Pink Pepper, from the Essence collection, is described on the website as “a symbiotic marriage of pink pepper with jasmine sambac”. Symbiosis is defined as: a mutually advantageous association or relationship. I expected the mild piquancy of the pink peppercorns. I did not expect the full twists of fresh black pepper. This adds an even warmer darker edge to the spicy opening. The floral heart of jasmine and rose, with a hint of osmanthus, adds a floral soft silkiness. Spices warm the creamy sweetness of the flowers.
The flowers smooth the intense dry sharpness of the spices. Each side is benefiting here, and my nose is beside itself with joy! As you view the entire picture, and Pink Pepper settles, it could be considered somewhat oriental. Benzoin, sandalwood and opoponax usually are. Here, however, they’re just warm and luxurious, never heavy. Spices erupt, flowers bloom and dance about and it all comes to rest on a regal base of sandalwood draped in lustrous gold fabric imbued with wisps of smoldering incense resins-and Elise has captured every opulent detail. Sillage: close. Longevity: good.
Disclosure: Reviews based on samples sent to me by Tambela LLC.
Thanks to Elise Pearlstine and Tambela we have two giveaways. For our US readers a 15mL spray bottle of Carmen Dances. For our International readers a sample set of all three fragrances reviewed. To be eligible leave a comment naming which one sounds best to you and whether you are a US or International reader. The draw ends December 21, 2013.

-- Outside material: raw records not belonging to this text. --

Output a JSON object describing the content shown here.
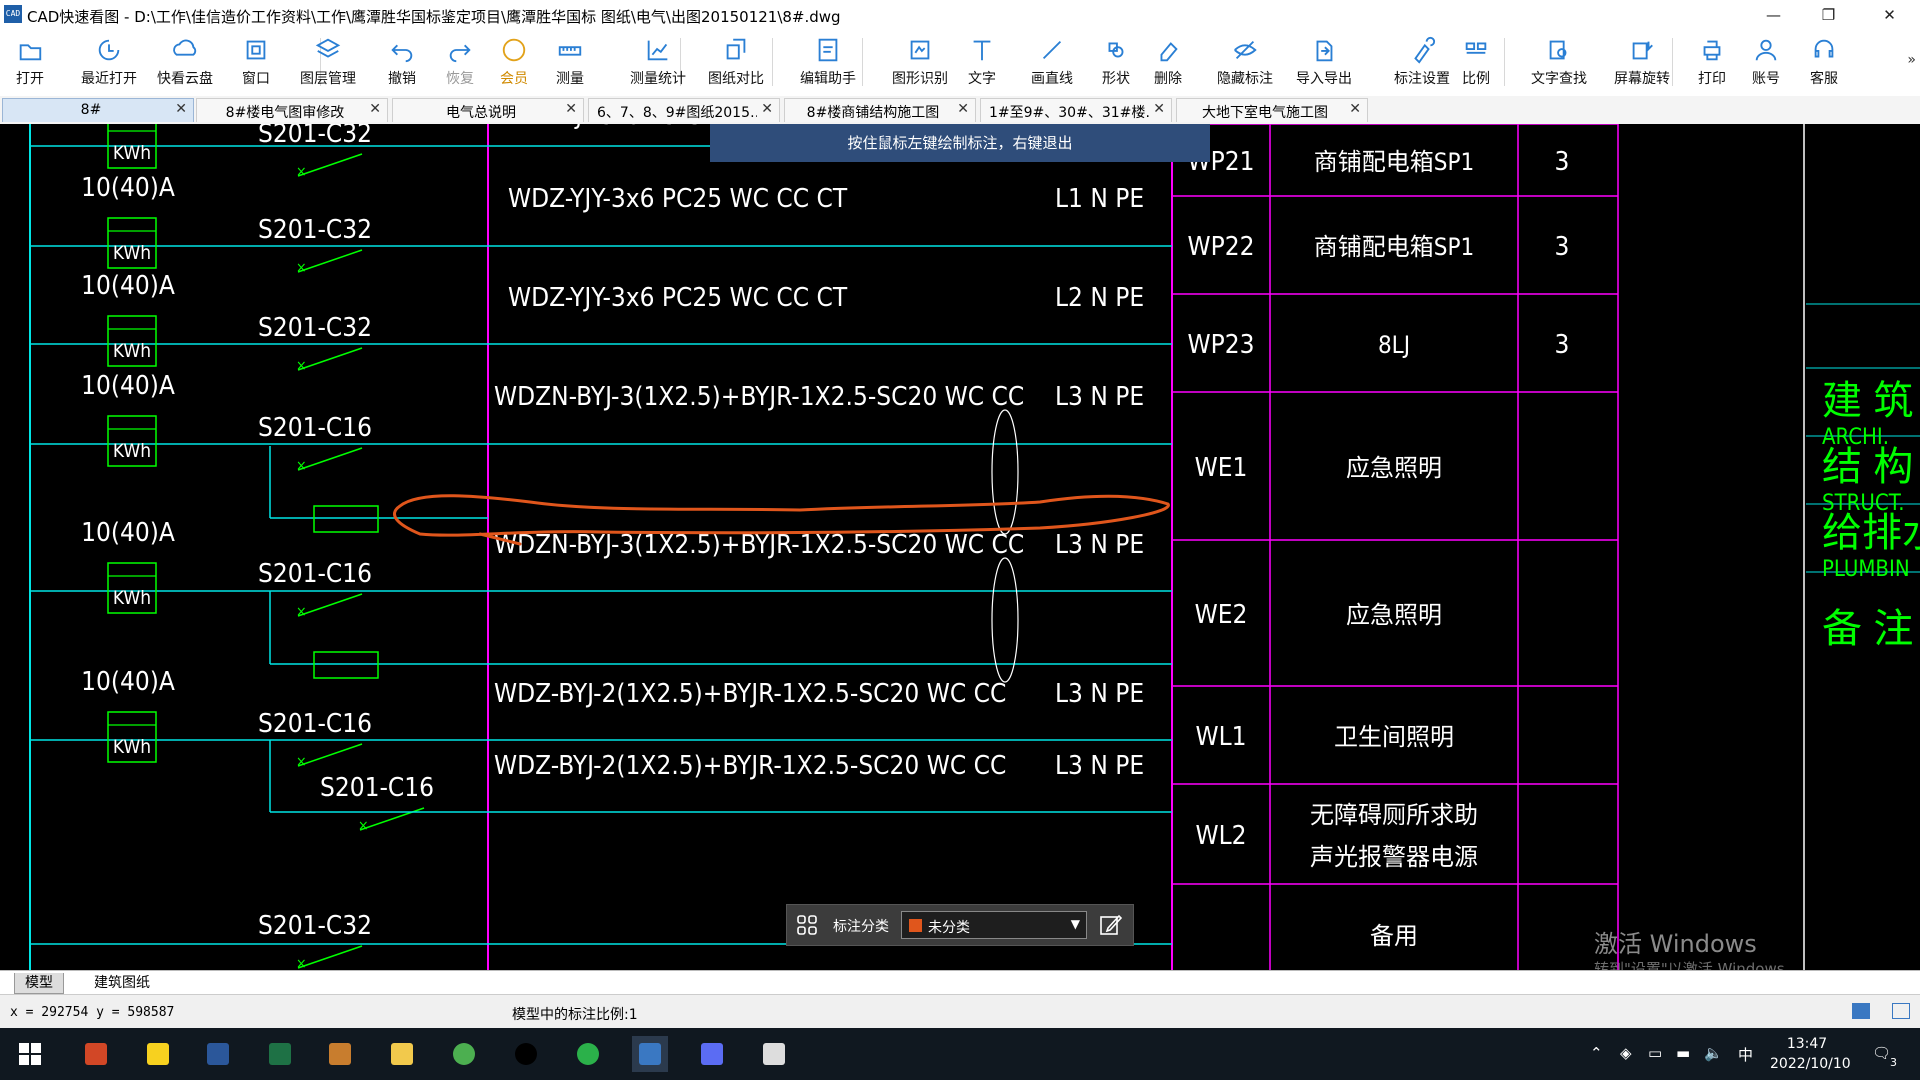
{
  "window": {
    "title": "CAD快速看图 - D:\\工作\\佳信造价工作资料\\工作\\鹰潭胜华国标鉴定项目\\鹰潭胜华国标 图纸\\电气\\出图20150121\\8#.dwg",
    "logo_text": "CAD",
    "minimize": "—",
    "maximize": "❐",
    "close": "✕"
  },
  "toolbar": {
    "items": [
      {
        "label": "打开",
        "icon": "folder-open-icon"
      },
      {
        "label": "最近打开",
        "icon": "recent-icon"
      },
      {
        "label": "快看云盘",
        "icon": "cloud-icon"
      },
      {
        "label": "窗口",
        "icon": "window-icon"
      },
      {
        "label": "图层管理",
        "icon": "layers-icon"
      },
      {
        "label": "撤销",
        "icon": "undo-icon"
      },
      {
        "label": "恢复",
        "icon": "redo-icon"
      },
      {
        "label": "会员",
        "icon": "vip-icon"
      },
      {
        "label": "测量",
        "icon": "measure-icon"
      },
      {
        "label": "测量统计",
        "icon": "measure-stats-icon"
      },
      {
        "label": "图纸对比",
        "icon": "compare-icon"
      },
      {
        "label": "编辑助手",
        "icon": "edit-assistant-icon"
      },
      {
        "label": "图形识别",
        "icon": "shape-recognize-icon"
      },
      {
        "label": "文字",
        "icon": "text-icon"
      },
      {
        "label": "画直线",
        "icon": "line-icon"
      },
      {
        "label": "形状",
        "icon": "shape-icon"
      },
      {
        "label": "删除",
        "icon": "eraser-icon"
      },
      {
        "label": "隐藏标注",
        "icon": "hide-annotation-icon"
      },
      {
        "label": "导入导出",
        "icon": "import-export-icon"
      },
      {
        "label": "标注设置",
        "icon": "annotation-settings-icon"
      },
      {
        "label": "比例",
        "icon": "scale-icon"
      },
      {
        "label": "文字查找",
        "icon": "text-search-icon"
      },
      {
        "label": "屏幕旋转",
        "icon": "rotate-screen-icon"
      },
      {
        "label": "打印",
        "icon": "print-icon"
      },
      {
        "label": "账号",
        "icon": "account-icon"
      },
      {
        "label": "客服",
        "icon": "support-icon"
      }
    ],
    "more": "»"
  },
  "tabs": [
    {
      "label": "8#"
    },
    {
      "label": "8#楼电气图审修改"
    },
    {
      "label": "电气总说明"
    },
    {
      "label": "6、7、8、9#图纸2015…"
    },
    {
      "label": "8#楼商铺结构施工图"
    },
    {
      "label": "1#至9#、30#、31#楼…"
    },
    {
      "label": "大地下室电气施工图"
    }
  ],
  "tab_close": "✕",
  "hint": "按住鼠标左键绘制标注，右键退出",
  "drawing": {
    "meters": [
      {
        "rating": "",
        "kwh": "KWh"
      },
      {
        "rating": "10(40)A",
        "kwh": "KWh"
      },
      {
        "rating": "10(40)A",
        "kwh": "KWh"
      },
      {
        "rating": "10(40)A",
        "kwh": "KWh"
      },
      {
        "rating": "10(40)A",
        "kwh": "KWh"
      },
      {
        "rating": "10(40)A",
        "kwh": "KWh"
      }
    ],
    "breakers": [
      "S201-C32",
      "S201-C32",
      "S201-C32",
      "S201-C16",
      "S201-C16",
      "S201-C16",
      "S201-C16",
      "S201-C32"
    ],
    "top_partial_cable": "WDZ-YJY-3x6 PC25 WC CC CT",
    "cables": [
      "WDZ-YJY-3x6  PC25  WC CC CT",
      "WDZ-YJY-3x6  PC25  WC CC CT",
      "WDZN-BYJ-3(1X2.5)+BYJR-1X2.5-SC20 WC CC",
      "WDZN-BYJ-3(1X2.5)+BYJR-1X2.5-SC20 WC CC",
      "WDZ-BYJ-2(1X2.5)+BYJR-1X2.5-SC20 WC CC",
      "WDZ-BYJ-2(1X2.5)+BYJR-1X2.5-SC20 WC CC"
    ],
    "phases": [
      "L1 N PE",
      "L2 N PE",
      "L3 N PE",
      "L3 N PE",
      "L3 N PE",
      "L3 N PE"
    ],
    "circuits": [
      {
        "id": "WP21",
        "name": "商铺配电箱SP1",
        "qty": "3"
      },
      {
        "id": "WP22",
        "name": "商铺配电箱SP1",
        "qty": "3"
      },
      {
        "id": "WP23",
        "name": "8LJ",
        "qty": "3"
      },
      {
        "id": "WE1",
        "name": "应急照明",
        "qty": ""
      },
      {
        "id": "WE2",
        "name": "应急照明",
        "qty": ""
      },
      {
        "id": "WL1",
        "name": "卫生间照明",
        "qty": ""
      },
      {
        "id": "WL2",
        "name": "无障碍厕所求助\n声光报警器电源",
        "qty": ""
      },
      {
        "id": "",
        "name": "备用",
        "qty": ""
      }
    ],
    "title_block": [
      {
        "cn": "建 筑",
        "en": "ARCHI."
      },
      {
        "cn": "结 构",
        "en": "STRUCT."
      },
      {
        "cn": "给排水",
        "en": "PLUMBIN"
      },
      {
        "cn": "备 注",
        "en": ""
      }
    ],
    "line_color": "#00e5e5",
    "comp_color": "#00ff00",
    "border_color": "#ff00ff",
    "text_color": "#ffffff",
    "markup_color": "#e0561c"
  },
  "annotation_bar": {
    "label": "标注分类",
    "selected": "未分类"
  },
  "watermark": {
    "line1": "激活 Windows",
    "line2": "转到\"设置\"以激活 Windows。"
  },
  "layout_tabs": [
    "模型",
    "建筑图纸"
  ],
  "status": {
    "coords": "x = 292754  y = 598587",
    "scale": "模型中的标注比例:1"
  },
  "taskbar": {
    "apps": [
      "start-icon",
      "powerpoint-icon",
      "sticky-notes-icon",
      "word-icon",
      "excel-icon",
      "app-icon",
      "file-explorer-icon",
      "browser-icon",
      "qq-icon",
      "wechat-icon",
      "cad-viewer-icon",
      "arc-app-icon",
      "settings-icon"
    ],
    "ime": "中",
    "time": "13:47",
    "date": "2022/10/10",
    "notifications": "3"
  }
}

We announce the winners only onsite and on our Facebook page, so Like CaFleureBon and use our RSS option…..or your dream prize will be just spilled perfume.
-John Reasinger, Senior Editor